"The Latin course offers a wide range of different aspects. It contains different units with exercises, translations, vocabulary and grammar and we can learn the language step by step and have fun."
"You can see how Latin is the father of European languages."
"You need to be enthusiastic as it is hard work!"
"An interesting, fun course. There are some difficult parts and it's not easy to learn endings for verbs."
Key Stage 4
At present we follow the OCR GCSE course. This consists of four papers assessed by examination, each one worth 25% of the whole qualification:
Unit 1: Latin Language 1 (Mythology and domestic life)
Unit 2: Latin Language 2 (History)
Unit 3: Latin Prose Literature
Unit 4: Latin Verse Literature
GCSE students have the opportunity to appreciate the beauty of the literature and to gain an insight into the cultural and historical context, whilst building on their knowledge of vocabulary and grammar.
The uptake for Latin GCSE has been particularly good in recent years, and we currently have 70 girls studying GCSE Latin.
There is a trip to Chester in Year 10, while Year 11 pupils recently had the opportunity to go on a school residential trip to Rome and Sorrento.
Here are some of the comments written by GCSE pupils:
“The trip to Chester was amazing, I really enjoyed it!”
“You get more grammar notes, so language work gets easier.”

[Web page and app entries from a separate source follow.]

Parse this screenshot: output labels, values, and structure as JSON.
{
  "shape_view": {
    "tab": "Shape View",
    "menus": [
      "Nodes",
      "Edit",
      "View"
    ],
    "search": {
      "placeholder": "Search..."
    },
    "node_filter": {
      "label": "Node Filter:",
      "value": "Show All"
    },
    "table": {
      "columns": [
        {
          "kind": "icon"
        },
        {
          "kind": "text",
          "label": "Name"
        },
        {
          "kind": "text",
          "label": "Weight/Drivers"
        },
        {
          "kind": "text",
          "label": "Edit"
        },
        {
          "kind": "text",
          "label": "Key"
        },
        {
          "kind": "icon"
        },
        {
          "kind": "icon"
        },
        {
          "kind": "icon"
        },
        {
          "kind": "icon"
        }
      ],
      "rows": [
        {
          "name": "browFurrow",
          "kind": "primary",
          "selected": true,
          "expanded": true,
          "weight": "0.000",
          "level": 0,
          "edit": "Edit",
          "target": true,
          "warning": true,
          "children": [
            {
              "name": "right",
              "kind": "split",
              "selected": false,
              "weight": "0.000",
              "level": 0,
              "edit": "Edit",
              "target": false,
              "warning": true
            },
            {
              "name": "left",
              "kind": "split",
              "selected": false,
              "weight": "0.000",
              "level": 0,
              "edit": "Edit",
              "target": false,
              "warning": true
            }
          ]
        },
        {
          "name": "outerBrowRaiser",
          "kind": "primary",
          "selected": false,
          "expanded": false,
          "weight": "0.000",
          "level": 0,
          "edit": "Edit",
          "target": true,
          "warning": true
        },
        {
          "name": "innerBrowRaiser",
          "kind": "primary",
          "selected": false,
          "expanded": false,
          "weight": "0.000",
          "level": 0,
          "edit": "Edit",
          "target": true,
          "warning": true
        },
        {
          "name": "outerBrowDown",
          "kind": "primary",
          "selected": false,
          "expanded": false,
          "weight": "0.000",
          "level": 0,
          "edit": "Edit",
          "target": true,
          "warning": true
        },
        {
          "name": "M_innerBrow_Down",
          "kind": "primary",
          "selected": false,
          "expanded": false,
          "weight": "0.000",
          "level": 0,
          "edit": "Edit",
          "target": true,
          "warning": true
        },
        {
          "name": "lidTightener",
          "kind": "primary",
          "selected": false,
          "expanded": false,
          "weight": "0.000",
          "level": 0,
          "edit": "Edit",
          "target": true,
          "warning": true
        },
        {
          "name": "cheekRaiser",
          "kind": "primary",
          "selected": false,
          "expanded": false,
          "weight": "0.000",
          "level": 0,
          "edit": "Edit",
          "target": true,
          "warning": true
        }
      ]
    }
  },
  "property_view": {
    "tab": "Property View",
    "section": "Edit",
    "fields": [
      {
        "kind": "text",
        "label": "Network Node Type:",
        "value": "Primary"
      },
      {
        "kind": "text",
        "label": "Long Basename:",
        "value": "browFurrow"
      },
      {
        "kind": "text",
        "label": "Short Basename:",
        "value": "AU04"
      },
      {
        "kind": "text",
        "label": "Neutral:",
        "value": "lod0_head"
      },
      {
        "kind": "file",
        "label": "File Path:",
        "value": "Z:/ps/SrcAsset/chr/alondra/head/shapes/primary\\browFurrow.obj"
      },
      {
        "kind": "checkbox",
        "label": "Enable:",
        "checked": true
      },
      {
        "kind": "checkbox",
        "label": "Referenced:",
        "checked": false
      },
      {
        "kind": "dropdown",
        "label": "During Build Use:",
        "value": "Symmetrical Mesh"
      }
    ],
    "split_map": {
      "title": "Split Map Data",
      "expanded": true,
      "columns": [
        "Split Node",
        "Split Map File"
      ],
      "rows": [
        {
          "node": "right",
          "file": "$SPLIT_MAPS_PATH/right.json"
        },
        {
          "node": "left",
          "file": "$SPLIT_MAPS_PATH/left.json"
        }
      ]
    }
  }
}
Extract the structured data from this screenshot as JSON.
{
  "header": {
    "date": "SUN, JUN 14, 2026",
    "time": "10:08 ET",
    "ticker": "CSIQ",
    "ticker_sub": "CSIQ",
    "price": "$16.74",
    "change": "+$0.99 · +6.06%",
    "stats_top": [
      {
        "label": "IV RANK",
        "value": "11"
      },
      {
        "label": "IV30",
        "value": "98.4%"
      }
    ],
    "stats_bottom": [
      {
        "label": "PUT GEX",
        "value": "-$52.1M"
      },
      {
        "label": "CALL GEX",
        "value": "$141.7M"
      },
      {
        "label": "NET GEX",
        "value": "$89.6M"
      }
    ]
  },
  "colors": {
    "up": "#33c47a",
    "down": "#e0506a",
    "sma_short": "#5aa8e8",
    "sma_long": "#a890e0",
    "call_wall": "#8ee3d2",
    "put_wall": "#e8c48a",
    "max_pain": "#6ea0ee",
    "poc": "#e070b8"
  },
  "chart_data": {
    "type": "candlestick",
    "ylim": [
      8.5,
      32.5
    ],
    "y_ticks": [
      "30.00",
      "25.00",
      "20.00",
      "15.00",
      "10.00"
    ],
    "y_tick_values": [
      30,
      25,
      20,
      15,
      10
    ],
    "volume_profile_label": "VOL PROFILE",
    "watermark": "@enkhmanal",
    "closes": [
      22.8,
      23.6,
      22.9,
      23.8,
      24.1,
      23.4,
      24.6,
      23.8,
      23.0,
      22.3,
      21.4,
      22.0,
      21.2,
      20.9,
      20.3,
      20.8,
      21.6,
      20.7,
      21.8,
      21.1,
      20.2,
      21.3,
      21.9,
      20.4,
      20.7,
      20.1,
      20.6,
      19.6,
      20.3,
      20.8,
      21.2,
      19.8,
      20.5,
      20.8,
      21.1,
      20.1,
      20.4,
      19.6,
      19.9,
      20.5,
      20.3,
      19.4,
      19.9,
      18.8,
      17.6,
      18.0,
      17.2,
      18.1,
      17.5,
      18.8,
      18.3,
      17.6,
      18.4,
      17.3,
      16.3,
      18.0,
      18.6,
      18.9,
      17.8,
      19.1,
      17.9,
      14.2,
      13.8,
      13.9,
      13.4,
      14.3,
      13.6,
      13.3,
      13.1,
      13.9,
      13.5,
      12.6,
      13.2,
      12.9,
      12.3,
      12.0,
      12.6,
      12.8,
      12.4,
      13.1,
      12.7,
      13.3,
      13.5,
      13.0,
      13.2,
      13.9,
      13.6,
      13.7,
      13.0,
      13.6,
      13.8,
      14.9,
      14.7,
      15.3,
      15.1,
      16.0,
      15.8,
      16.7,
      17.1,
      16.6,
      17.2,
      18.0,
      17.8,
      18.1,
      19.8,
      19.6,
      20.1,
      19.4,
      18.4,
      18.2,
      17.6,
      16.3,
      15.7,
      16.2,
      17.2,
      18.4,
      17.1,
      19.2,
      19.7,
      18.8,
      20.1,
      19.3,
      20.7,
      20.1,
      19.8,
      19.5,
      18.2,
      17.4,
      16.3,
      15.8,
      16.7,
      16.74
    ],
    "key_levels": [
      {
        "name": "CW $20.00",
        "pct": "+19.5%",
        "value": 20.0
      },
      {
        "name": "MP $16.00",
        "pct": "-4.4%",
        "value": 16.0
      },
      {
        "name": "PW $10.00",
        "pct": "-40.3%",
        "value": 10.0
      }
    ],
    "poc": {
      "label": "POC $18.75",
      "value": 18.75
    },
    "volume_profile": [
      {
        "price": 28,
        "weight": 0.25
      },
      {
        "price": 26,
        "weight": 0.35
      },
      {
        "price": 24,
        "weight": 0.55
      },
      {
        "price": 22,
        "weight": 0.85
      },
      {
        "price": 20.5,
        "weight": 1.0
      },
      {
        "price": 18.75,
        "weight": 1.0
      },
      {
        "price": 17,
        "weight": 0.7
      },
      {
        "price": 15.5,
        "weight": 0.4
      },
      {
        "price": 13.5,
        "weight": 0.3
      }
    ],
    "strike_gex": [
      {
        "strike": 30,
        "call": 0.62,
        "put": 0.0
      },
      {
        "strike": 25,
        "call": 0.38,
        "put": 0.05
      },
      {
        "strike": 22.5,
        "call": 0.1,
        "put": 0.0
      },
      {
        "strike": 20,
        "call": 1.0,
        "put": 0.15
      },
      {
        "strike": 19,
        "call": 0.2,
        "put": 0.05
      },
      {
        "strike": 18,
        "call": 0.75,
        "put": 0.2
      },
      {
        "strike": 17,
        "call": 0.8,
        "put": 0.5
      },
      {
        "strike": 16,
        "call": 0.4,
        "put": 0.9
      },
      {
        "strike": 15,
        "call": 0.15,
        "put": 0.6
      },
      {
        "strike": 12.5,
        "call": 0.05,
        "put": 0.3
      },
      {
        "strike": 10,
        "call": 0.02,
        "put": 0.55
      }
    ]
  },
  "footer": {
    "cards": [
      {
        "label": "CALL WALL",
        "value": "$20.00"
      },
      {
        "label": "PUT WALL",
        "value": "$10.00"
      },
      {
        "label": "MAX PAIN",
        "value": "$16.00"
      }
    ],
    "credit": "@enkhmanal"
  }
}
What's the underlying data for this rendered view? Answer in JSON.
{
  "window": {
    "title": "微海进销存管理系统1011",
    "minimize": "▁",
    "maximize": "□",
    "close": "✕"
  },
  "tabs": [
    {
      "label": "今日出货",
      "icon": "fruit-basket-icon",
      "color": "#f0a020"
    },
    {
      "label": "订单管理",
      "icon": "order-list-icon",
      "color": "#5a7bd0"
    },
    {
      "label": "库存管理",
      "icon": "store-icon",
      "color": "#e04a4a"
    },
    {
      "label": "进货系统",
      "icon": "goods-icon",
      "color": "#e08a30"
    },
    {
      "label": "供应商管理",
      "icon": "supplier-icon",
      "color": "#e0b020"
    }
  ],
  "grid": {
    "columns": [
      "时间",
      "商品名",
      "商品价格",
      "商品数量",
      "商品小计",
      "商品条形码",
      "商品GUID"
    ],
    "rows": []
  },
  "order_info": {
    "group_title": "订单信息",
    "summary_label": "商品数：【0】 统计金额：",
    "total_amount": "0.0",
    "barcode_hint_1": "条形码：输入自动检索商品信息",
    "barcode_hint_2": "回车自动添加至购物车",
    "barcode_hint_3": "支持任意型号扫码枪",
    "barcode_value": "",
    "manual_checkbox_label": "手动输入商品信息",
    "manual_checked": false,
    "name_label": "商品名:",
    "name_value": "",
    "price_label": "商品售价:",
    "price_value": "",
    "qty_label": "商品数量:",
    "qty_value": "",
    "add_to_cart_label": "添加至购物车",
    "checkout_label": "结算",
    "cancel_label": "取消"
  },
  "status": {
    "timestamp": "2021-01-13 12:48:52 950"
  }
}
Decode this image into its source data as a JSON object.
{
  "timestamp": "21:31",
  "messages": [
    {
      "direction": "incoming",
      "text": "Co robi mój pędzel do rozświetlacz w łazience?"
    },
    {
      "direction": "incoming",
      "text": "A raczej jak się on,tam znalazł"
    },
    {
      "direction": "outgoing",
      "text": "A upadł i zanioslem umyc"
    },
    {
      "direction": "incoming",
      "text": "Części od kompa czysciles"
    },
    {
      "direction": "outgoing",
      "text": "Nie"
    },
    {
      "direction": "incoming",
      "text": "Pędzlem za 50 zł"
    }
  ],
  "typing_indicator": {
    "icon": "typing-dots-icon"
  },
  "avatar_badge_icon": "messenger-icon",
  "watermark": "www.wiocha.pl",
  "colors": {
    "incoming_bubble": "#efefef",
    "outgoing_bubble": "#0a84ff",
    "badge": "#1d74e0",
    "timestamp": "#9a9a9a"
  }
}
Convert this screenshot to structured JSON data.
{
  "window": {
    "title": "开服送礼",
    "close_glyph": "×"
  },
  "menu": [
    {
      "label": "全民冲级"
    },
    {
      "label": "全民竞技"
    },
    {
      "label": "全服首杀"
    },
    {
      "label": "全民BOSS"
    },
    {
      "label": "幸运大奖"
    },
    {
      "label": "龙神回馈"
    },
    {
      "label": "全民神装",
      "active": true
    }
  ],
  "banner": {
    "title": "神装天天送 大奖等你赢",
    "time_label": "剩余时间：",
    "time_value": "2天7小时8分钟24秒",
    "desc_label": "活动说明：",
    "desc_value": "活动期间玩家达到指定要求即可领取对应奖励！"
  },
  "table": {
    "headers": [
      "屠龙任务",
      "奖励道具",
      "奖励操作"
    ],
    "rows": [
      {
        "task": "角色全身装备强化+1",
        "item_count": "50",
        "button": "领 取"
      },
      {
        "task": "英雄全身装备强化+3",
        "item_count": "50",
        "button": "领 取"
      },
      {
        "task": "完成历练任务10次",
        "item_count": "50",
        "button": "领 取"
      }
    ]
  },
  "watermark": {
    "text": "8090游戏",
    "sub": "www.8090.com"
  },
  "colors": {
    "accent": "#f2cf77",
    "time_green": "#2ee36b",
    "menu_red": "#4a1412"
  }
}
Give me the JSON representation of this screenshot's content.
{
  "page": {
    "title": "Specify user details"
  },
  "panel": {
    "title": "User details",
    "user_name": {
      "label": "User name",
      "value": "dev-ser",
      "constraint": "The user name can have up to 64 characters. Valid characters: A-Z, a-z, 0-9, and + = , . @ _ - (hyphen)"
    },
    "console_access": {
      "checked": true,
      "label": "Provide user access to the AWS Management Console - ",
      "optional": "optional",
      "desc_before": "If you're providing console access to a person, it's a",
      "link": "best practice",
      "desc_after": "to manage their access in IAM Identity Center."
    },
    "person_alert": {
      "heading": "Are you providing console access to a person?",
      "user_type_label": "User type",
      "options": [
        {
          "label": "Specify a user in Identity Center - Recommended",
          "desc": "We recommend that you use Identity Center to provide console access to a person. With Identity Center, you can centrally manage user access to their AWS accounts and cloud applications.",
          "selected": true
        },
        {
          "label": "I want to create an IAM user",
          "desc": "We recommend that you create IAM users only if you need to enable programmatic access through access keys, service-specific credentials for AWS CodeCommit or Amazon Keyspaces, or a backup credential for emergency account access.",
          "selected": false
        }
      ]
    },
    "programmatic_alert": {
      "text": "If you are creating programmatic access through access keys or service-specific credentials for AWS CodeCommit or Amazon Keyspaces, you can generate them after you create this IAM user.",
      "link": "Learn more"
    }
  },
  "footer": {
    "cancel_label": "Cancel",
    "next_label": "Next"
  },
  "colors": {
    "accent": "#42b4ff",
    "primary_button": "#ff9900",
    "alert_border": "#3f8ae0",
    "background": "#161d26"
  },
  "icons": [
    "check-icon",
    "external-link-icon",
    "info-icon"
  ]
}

“You follow the stories of the characters, you can see them grow and develop, it’s great!”
“The background section is really interesting.”
“The lessons are varied in terms of presentation and activities.”
“It is easier to translate because you understand how the grammar works.”
“It also helps learning vocabulary in other languages because it’s similar.”
Key Stage 5
Classics and Latin - Sixth Form
What can I do with an A' level in Latin?
Employers and universities are always impressed by pupils who have studied Latin because it encourages you to think logically and solve problems.
It complements well the study of Modern Languages, English and History, as well as being very useful for the study of Law and Medicine.
Careers in teaching, library, museum and archive work can follow a degree in Latin, but it is also a most useful foundation for a law career, banking, accountancy, management and other careers and professions.
What will I study?
The course is varied, stimulating and entertaining, containing the same elements as GCSE, but in greater depth. Literature is studied in its social context and the language element builds on the grammar learnt at GCSE.
AS Latin (OCR)
Two modules, language and literature, are taught. Each is worth 50% of the examination and 25% of the total A Level.
The language paper consists of one compulsory passage of unseen translation into English and a choice between simple translation into Latin and a short translation into English from another work by the author of the prose set text.
In literature, two texts, one poetry (Ovid) and one prose (Cicero) will be taught.
A2 Latin (OCR)
Two modules, prose and verse, will be taught.
In the prose paper an unseen range is set, requiring translation, comprehension and grammatical knowledge along with passage set for commentary from a prose set text (Tacitus).
For verse, an unseen passage is set, requiring translation, comprehension and literary comment. In addition, passages will be set from a selection of Catullus’ poems requiring literary comment and an essay on a literary theme.
What extra-curricular opportunities will I have?
6th form Latin students recently had the opportunity to go a school residential trip to Italy and visited Rome, Pompeii and Herculaneum, Sorrento and Capri. Some of the pictures are now on our VLE website as well. There are also opportunities to attend study days connected with the A Level specification.Over the last few years some girls have had the opportunity to attend Latin summer schools and courses at Villiers Park.